*** Begin section ***

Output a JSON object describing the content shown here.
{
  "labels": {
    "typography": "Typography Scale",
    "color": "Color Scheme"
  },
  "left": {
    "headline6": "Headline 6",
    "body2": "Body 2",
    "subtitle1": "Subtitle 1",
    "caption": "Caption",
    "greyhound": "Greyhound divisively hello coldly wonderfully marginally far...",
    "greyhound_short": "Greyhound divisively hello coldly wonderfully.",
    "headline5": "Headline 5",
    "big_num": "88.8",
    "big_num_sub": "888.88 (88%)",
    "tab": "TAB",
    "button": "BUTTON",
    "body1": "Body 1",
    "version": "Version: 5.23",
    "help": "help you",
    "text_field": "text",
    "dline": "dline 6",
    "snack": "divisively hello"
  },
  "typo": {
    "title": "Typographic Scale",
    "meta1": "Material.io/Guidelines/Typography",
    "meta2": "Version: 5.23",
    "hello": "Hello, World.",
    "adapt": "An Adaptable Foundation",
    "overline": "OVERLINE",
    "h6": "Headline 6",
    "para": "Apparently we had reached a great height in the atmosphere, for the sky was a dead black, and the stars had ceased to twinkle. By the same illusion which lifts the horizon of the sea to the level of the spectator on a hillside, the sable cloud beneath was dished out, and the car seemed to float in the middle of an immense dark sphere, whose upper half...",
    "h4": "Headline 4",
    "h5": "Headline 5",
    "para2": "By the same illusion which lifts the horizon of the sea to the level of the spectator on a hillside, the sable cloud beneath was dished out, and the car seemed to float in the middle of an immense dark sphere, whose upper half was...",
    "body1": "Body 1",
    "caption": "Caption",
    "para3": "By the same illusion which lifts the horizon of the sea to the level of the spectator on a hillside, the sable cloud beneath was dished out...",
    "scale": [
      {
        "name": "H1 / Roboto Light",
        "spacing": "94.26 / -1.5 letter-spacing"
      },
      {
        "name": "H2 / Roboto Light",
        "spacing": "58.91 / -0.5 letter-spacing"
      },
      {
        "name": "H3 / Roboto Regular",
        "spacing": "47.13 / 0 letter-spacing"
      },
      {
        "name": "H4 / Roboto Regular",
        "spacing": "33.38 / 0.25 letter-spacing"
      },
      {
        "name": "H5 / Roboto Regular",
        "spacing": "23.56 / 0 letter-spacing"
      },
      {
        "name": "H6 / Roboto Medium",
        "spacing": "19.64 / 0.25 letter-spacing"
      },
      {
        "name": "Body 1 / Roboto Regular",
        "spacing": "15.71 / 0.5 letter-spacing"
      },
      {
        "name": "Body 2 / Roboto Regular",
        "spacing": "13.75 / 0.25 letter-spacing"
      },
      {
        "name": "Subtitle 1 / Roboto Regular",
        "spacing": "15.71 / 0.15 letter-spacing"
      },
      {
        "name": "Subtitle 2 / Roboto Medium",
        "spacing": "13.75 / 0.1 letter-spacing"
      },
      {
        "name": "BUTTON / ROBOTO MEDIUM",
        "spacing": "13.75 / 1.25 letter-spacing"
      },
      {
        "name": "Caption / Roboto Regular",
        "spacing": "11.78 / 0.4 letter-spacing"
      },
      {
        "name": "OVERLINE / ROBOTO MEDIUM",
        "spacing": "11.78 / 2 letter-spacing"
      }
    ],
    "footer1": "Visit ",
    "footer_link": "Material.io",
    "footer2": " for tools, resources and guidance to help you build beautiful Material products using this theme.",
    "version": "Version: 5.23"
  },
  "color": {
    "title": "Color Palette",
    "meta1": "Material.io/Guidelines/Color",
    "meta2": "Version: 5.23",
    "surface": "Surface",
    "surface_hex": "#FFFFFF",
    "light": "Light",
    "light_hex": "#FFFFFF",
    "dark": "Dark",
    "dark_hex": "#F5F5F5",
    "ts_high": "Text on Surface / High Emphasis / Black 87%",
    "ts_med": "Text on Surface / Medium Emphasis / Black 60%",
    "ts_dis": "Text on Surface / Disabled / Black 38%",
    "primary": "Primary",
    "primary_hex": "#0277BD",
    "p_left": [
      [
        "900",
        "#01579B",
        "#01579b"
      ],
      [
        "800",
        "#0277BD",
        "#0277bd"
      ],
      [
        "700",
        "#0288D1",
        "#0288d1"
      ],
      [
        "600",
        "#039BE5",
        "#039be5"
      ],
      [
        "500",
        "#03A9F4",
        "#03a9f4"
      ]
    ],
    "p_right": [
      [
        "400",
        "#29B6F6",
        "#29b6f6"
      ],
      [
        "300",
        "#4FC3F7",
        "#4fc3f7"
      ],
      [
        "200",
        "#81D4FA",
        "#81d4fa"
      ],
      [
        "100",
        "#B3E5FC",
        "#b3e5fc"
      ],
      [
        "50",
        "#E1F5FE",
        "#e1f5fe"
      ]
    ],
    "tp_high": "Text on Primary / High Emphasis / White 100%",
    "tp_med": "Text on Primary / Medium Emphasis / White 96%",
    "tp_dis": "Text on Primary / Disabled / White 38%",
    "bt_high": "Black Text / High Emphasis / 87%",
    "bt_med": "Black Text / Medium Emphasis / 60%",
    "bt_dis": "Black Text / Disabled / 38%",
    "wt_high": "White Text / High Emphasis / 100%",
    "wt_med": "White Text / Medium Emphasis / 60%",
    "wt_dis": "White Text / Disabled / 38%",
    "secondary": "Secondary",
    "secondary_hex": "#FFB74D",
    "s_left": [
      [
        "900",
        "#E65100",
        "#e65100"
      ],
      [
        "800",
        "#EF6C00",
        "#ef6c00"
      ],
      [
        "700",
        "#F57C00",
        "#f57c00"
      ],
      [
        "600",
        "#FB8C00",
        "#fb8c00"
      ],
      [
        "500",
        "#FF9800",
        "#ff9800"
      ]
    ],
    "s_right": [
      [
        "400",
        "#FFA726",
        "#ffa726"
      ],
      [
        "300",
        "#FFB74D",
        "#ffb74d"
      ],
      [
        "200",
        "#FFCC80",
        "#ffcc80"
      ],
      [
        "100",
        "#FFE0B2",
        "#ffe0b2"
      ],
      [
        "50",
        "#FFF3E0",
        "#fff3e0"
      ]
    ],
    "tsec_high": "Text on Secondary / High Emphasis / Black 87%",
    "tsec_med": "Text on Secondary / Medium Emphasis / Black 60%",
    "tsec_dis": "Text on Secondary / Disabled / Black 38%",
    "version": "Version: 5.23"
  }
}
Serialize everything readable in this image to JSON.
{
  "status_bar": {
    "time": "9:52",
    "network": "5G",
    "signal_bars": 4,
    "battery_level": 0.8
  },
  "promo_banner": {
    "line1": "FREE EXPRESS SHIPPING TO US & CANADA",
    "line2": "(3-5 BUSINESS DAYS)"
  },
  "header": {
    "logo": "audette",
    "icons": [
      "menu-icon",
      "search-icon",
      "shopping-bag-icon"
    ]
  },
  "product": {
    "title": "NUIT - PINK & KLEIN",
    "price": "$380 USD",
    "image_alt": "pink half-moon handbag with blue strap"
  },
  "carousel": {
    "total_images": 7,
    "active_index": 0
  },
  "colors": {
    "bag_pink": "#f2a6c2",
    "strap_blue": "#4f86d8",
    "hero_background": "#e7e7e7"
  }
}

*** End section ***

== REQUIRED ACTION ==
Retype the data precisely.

== EXPECTED OUTPUT ==
Output a JSON object describing the content shown here.
{
  "labels": {
    "typography": "Typography Scale",
    "color": "Color Scheme"
  },
  "left": {
    "headline6": "Headline 6",
    "body2": "Body 2",
    "subtitle1": "Subtitle 1",
    "caption": "Caption",
    "greyhound": "Greyhound divisively hello coldly wonderfully marginally far...",
    "greyhound_short": "Greyhound divisively hello coldly wonderfully.",
    "headline5": "Headline 5",
    "big_num": "88.8",
    "big_num_sub": "888.88 (88%)",
    "tab": "TAB",
    "button": "BUTTON",
    "body1": "Body 1",
    "version": "Version: 5.23",
    "help": "help you",
    "text_field": "text",
    "dline": "dline 6",
    "snack": "divisively hello"
  },
  "typo": {
    "title": "Typographic Scale",
    "meta1": "Material.io/Guidelines/Typography",
    "meta2": "Version: 5.23",
    "hello": "Hello, World.",
    "adapt": "An Adaptable Foundation",
    "overline": "OVERLINE",
    "h6": "Headline 6",
    "para": "Apparently we had reached a great height in the atmosphere, for the sky was a dead black, and the stars had ceased to twinkle. By the same illusion which lifts the horizon of the sea to the level of the spectator on a hillside, the sable cloud beneath was dished out, and the car seemed to float in the middle of an immense dark sphere, whose upper half...",
    "h4": "Headline 4",
    "h5": "Headline 5",
    "para2": "By the same illusion which lifts the horizon of the sea to the level of the spectator on a hillside, the sable cloud beneath was dished out, and the car seemed to float in the middle of an immense dark sphere, whose upper half was...",
    "body1": "Body 1",
    "caption": "Caption",
    "para3": "By the same illusion which lifts the horizon of the sea to the level of the spectator on a hillside, the sable cloud beneath was dished out...",
    "scale": [
      {
        "name": "H1 / Roboto Light",
        "spacing": "94.26 / -1.5 letter-spacing"
      },
      {
        "name": "H2 / Roboto Light",
        "spacing": "58.91 / -0.5 letter-spacing"
      },
      {
        "name": "H3 / Roboto Regular",
        "spacing": "47.13 / 0 letter-spacing"
      },
      {
        "name": "H4 / Roboto Regular",
        "spacing": "33.38 / 0.25 letter-spacing"
      },
      {
        "name": "H5 / Roboto Regular",
        "spacing": "23.56 / 0 letter-spacing"
      },
      {
        "name": "H6 / Roboto Medium",
        "spacing": "19.64 / 0.25 letter-spacing"
      },
      {
        "name": "Body 1 / Roboto Regular",
        "spacing": "15.71 / 0.5 letter-spacing"
      },
      {
        "name": "Body 2 / Roboto Regular",
        "spacing": "13.75 / 0.25 letter-spacing"
      },
      {
        "name": "Subtitle 1 / Roboto Regular",
        "spacing": "15.71 / 0.15 letter-spacing"
      },
      {
        "name": "Subtitle 2 / Roboto Medium",
        "spacing": "13.75 / 0.1 letter-spacing"
      },
      {
        "name": "BUTTON / ROBOTO MEDIUM",
        "spacing": "13.75 / 1.25 letter-spacing"
      },
      {
        "name": "Caption / Roboto Regular",
        "spacing": "11.78 / 0.4 letter-spacing"
      },
      {
        "name": "OVERLINE / ROBOTO MEDIUM",
        "spacing": "11.78 / 2 letter-spacing"
      }
    ],
    "footer1": "Visit ",
    "footer_link": "Material.io",
    "footer2": " for tools, resources and guidance to help you build beautiful Material products using this theme.",
    "version": "Version: 5.23"
  },
  "color": {
    "title": "Color Palette",
    "meta1": "Material.io/Guidelines/Color",
    "meta2": "Version: 5.23",
    "surface": "Surface",
    "surface_hex": "#FFFFFF",
    "light": "Light",
    "light_hex": "#FFFFFF",
    "dark": "Dark",
    "dark_hex": "#F5F5F5",
    "ts_high": "Text on Surface / High Emphasis / Black 87%",
    "ts_med": "Text on Surface / Medium Emphasis / Black 60%",
    "ts_dis": "Text on Surface / Disabled / Black 38%",
    "primary": "Primary",
    "primary_hex": "#0277BD",
    "p_left": [
      [
        "900",
        "#01579B",
        "#01579b"
      ],
      [
        "800",
        "#0277BD",
        "#0277bd"
      ],
      [
        "700",
        "#0288D1",
        "#0288d1"
      ],
      [
        "600",
        "#039BE5",
        "#039be5"
      ],
      [
        "500",
        "#03A9F4",
        "#03a9f4"
      ]
    ],
    "p_right": [
      [
        "400",
        "#29B6F6",
        "#29b6f6"
      ],
      [
        "300",
        "#4FC3F7",
        "#4fc3f7"
      ],
      [
        "200",
        "#81D4FA",
        "#81d4fa"
      ],
      [
        "100",
        "#B3E5FC",
        "#b3e5fc"
      ],
      [
        "50",
        "#E1F5FE",
        "#e1f5fe"
      ]
    ],
    "tp_high": "Text on Primary / High Emphasis / White 100%",
    "tp_med": "Text on Primary / Medium Emphasis / White 96%",
    "tp_dis": "Text on Primary / Disabled / White 38%",
    "bt_high": "Black Text / High Emphasis / 87%",
    "bt_med": "Black Text / Medium Emphasis / 60%",
    "bt_dis": "Black Text / Disabled / 38%",
    "wt_high": "White Text / High Emphasis / 100%",
    "wt_med": "White Text / Medium Emphasis / 60%",
    "wt_dis": "White Text / Disabled / 38%",
    "secondary": "Secondary",
    "secondary_hex": "#FFB74D",
    "s_left": [
      [
        "900",
        "#E65100",
        "#e65100"
      ],
      [
        "800",
        "#EF6C00",
        "#ef6c00"
      ],
      [
        "700",
        "#F57C00",
        "#f57c00"
      ],
      [
        "600",
        "#FB8C00",
        "#fb8c00"
      ],
      [
        "500",
        "#FF9800",
        "#ff9800"
      ]
    ],
    "s_right": [
      [
        "400",
        "#FFA726",
        "#ffa726"
      ],
      [
        "300",
        "#FFB74D",
        "#ffb74d"
      ],
      [
        "200",
        "#FFCC80",
        "#ffcc80"
      ],
      [
        "100",
        "#FFE0B2",
        "#ffe0b2"
      ],
      [
        "50",
        "#FFF3E0",
        "#fff3e0"
      ]
    ],
    "tsec_high": "Text on Secondary / High Emphasis / Black 87%",
    "tsec_med": "Text on Secondary / Medium Emphasis / Black 60%",
    "tsec_dis": "Text on Secondary / Disabled / Black 38%",
    "version": "Version: 5.23"
  }
}
Serialize everything readable in this image to JSON.
{
  "status_bar": {
    "time": "9:52",
    "network": "5G",
    "signal_bars": 4,
    "battery_level": 0.8
  },
  "promo_banner": {
    "line1": "FREE EXPRESS SHIPPING TO US & CANADA",
    "line2": "(3-5 BUSINESS DAYS)"
  },
  "header": {
    "logo": "audette",
    "icons": [
      "menu-icon",
      "search-icon",
      "shopping-bag-icon"
    ]
  },
  "product": {
    "title": "NUIT - PINK & KLEIN",
    "price": "$380 USD",
    "image_alt": "pink half-moon handbag with blue strap"
  },
  "carousel": {
    "total_images": 7,
    "active_index": 0
  },
  "colors": {
    "bag_pink": "#f2a6c2",
    "strap_blue": "#4f86d8",
    "hero_background": "#e7e7e7"
  }
}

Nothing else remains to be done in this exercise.